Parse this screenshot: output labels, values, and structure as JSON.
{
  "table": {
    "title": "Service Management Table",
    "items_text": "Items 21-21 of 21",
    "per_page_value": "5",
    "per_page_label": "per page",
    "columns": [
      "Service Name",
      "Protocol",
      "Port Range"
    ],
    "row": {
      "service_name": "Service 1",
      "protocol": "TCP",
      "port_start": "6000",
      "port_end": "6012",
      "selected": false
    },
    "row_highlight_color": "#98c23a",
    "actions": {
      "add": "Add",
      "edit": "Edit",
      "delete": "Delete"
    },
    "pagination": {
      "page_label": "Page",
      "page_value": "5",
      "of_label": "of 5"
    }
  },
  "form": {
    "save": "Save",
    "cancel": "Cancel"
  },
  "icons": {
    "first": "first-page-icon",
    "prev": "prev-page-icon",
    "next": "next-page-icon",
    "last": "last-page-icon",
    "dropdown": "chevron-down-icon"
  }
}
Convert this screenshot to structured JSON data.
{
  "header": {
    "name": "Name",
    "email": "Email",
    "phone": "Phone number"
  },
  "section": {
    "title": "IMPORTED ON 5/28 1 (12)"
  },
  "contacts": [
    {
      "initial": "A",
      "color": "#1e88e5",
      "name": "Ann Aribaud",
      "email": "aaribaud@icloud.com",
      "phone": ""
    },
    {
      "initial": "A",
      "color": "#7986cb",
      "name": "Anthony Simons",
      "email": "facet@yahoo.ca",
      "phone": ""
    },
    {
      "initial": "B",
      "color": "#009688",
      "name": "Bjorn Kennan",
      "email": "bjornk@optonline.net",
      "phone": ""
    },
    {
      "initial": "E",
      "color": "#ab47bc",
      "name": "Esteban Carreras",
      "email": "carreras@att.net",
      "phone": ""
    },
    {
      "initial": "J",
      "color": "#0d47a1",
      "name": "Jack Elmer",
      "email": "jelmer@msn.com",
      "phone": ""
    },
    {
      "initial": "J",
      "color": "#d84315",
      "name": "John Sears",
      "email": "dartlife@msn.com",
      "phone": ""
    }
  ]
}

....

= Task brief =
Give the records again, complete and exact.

= Written answer =
Parse this screenshot: output labels, values, and structure as JSON.
{
  "table": {
    "title": "Service Management Table",
    "items_text": "Items 21-21 of 21",
    "per_page_value": "5",
    "per_page_label": "per page",
    "columns": [
      "Service Name",
      "Protocol",
      "Port Range"
    ],
    "row": {
      "service_name": "Service 1",
      "protocol": "TCP",
      "port_start": "6000",
      "port_end": "6012",
      "selected": false
    },
    "row_highlight_color": "#98c23a",
    "actions": {
      "add": "Add",
      "edit": "Edit",
      "delete": "Delete"
    },
    "pagination": {
      "page_label": "Page",
      "page_value": "5",
      "of_label": "of 5"
    }
  },
  "form": {
    "save": "Save",
    "cancel": "Cancel"
  },
  "icons": {
    "first": "first-page-icon",
    "prev": "prev-page-icon",
    "next": "next-page-icon",
    "last": "last-page-icon",
    "dropdown": "chevron-down-icon"
  }
}
Convert this screenshot to structured JSON data.
{
  "header": {
    "name": "Name",
    "email": "Email",
    "phone": "Phone number"
  },
  "section": {
    "title": "IMPORTED ON 5/28 1 (12)"
  },
  "contacts": [
    {
      "initial": "A",
      "color": "#1e88e5",
      "name": "Ann Aribaud",
      "email": "aaribaud@icloud.com",
      "phone": ""
    },
    {
      "initial": "A",
      "color": "#7986cb",
      "name": "Anthony Simons",
      "email": "facet@yahoo.ca",
      "phone": ""
    },
    {
      "initial": "B",
      "color": "#009688",
      "name": "Bjorn Kennan",
      "email": "bjornk@optonline.net",
      "phone": ""
    },
    {
      "initial": "E",
      "color": "#ab47bc",
      "name": "Esteban Carreras",
      "email": "carreras@att.net",
      "phone": ""
    },
    {
      "initial": "J",
      "color": "#0d47a1",
      "name": "Jack Elmer",
      "email": "jelmer@msn.com",
      "phone": ""
    },
    {
      "initial": "J",
      "color": "#d84315",
      "name": "John Sears",
      "email": "dartlife@msn.com",
      "phone": ""
    }
  ]
}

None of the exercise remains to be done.